### TASK GOAL
Lines with the word "code": copy all of them from the entries below.
━━ SOURCE DATA
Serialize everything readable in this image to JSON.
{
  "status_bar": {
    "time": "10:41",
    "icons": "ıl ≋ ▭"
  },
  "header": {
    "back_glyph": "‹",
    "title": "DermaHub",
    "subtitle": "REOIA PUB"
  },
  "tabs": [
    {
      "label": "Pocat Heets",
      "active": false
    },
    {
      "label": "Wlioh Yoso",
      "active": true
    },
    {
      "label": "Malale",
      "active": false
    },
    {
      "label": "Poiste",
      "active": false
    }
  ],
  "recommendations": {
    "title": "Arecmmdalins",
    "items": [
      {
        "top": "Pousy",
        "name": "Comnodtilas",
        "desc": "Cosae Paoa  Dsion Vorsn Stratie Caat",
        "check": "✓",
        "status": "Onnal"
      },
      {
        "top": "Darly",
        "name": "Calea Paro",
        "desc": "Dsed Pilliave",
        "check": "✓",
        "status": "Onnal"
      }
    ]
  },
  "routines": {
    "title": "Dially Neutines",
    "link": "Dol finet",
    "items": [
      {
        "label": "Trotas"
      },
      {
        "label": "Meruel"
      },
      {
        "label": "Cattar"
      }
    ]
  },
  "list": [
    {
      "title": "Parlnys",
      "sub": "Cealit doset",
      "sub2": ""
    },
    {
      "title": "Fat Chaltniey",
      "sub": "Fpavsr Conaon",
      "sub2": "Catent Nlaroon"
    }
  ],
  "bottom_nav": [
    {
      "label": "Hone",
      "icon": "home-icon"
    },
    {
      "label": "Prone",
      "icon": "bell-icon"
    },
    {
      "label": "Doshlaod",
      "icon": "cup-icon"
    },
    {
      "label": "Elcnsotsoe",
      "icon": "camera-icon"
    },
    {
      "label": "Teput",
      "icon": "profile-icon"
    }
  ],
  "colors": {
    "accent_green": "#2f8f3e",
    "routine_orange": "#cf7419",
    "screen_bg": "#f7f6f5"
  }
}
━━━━
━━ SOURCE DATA
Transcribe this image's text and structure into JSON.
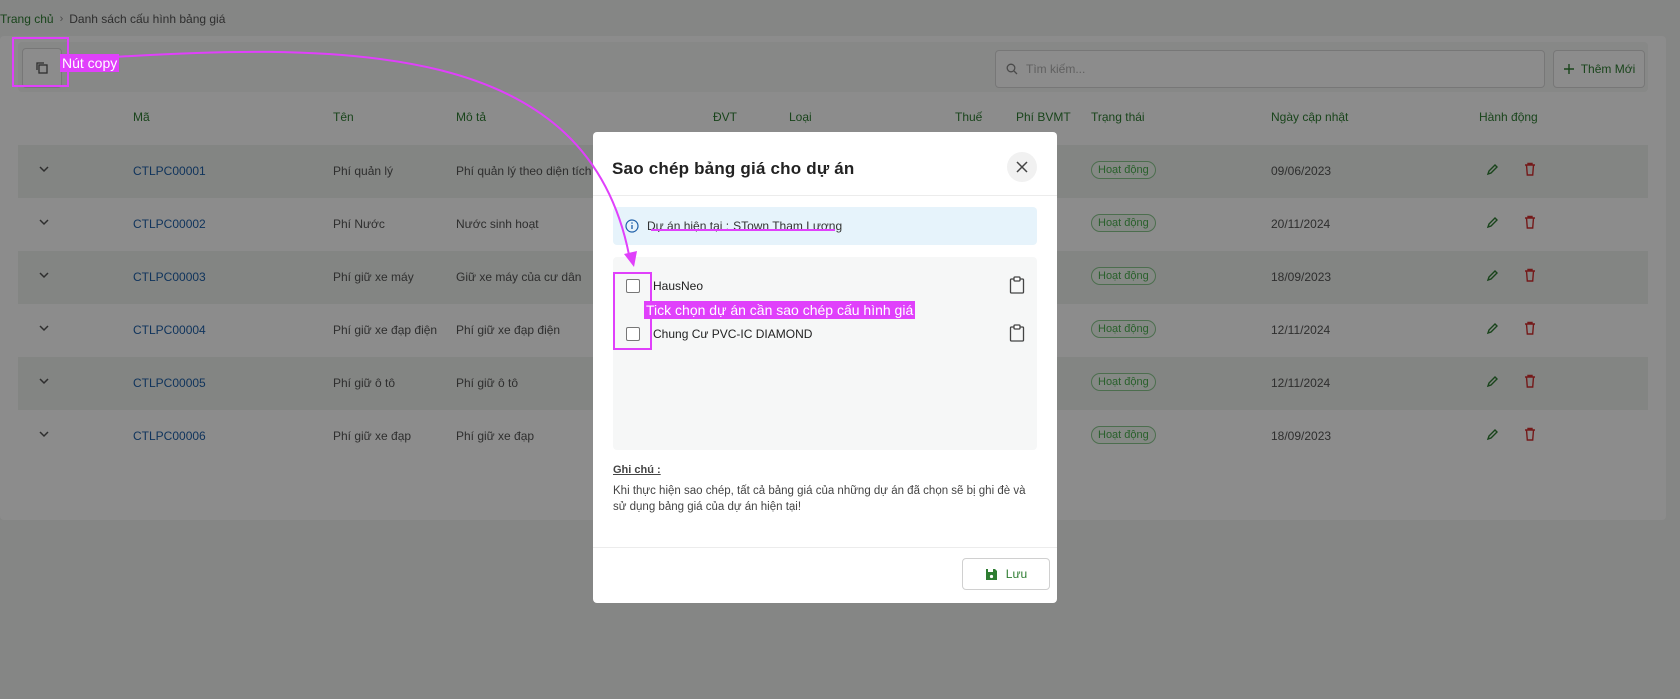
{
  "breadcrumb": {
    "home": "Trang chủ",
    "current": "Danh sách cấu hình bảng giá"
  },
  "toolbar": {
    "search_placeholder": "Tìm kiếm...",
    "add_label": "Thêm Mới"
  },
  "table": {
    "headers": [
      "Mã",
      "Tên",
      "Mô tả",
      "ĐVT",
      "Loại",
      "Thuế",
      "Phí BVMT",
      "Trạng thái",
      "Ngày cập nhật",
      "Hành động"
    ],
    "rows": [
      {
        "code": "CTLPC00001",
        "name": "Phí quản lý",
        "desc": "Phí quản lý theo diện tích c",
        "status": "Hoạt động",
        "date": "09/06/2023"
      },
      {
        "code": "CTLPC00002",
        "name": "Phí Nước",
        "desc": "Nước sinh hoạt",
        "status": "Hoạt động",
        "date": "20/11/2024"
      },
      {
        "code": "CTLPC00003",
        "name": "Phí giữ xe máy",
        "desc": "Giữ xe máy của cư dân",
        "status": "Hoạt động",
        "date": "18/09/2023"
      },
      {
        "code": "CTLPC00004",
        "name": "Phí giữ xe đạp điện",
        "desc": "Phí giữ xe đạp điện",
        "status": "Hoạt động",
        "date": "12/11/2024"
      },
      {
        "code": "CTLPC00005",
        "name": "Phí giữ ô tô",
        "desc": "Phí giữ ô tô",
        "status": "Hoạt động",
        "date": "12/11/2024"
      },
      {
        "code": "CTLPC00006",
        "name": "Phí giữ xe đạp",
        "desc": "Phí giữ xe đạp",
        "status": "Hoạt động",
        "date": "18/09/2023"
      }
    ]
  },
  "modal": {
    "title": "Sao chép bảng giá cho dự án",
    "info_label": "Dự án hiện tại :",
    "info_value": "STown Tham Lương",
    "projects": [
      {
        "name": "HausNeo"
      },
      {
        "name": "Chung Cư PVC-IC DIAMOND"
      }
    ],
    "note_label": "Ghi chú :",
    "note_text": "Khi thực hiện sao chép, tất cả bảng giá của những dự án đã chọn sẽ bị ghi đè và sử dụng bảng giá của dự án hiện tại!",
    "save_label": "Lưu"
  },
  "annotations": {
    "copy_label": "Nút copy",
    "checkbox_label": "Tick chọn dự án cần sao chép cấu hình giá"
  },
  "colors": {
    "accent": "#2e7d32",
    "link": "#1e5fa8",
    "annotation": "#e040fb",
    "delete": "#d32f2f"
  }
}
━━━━
### ANSWER FOR THIS EXERCISE
        "code": "CTLPC00001",
        "code": "CTLPC00002",
        "code": "CTLPC00003",
        "code": "CTLPC00004",
        "code": "CTLPC00005",
        "code": "CTLPC00006",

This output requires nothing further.